» **SUPPLIED DATA**:
○ ○ ○ ○

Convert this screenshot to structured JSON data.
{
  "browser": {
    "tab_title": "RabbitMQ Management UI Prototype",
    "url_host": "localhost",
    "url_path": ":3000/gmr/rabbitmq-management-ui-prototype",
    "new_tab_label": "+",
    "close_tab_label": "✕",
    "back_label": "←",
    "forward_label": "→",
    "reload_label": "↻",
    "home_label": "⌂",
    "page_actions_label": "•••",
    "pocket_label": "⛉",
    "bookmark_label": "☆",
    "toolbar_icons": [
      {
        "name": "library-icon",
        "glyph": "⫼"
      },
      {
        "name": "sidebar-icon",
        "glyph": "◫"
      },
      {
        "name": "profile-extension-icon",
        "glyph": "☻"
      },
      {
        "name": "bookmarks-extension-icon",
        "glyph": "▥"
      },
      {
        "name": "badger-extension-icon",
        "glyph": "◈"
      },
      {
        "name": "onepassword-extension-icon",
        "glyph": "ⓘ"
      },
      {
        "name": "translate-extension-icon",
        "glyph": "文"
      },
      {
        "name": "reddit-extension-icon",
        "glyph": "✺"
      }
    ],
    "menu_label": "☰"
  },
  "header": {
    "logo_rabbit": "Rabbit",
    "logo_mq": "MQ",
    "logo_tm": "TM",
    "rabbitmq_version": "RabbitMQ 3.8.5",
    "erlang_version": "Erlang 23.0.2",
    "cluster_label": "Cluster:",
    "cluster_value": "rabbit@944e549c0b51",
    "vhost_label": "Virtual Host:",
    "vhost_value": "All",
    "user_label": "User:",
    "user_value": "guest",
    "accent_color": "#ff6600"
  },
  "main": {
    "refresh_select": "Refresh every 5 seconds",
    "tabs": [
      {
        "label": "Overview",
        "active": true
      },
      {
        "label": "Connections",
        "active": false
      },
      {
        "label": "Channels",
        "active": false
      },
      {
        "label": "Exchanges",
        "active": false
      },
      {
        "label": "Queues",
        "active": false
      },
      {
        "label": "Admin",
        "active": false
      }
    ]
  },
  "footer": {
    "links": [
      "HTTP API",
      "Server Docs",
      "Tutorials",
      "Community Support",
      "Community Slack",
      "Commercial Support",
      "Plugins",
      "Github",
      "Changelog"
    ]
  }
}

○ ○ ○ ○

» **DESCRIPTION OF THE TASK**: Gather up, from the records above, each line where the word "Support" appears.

» **RESULT BELOW**:
      "Community Support",
      "Commercial Support",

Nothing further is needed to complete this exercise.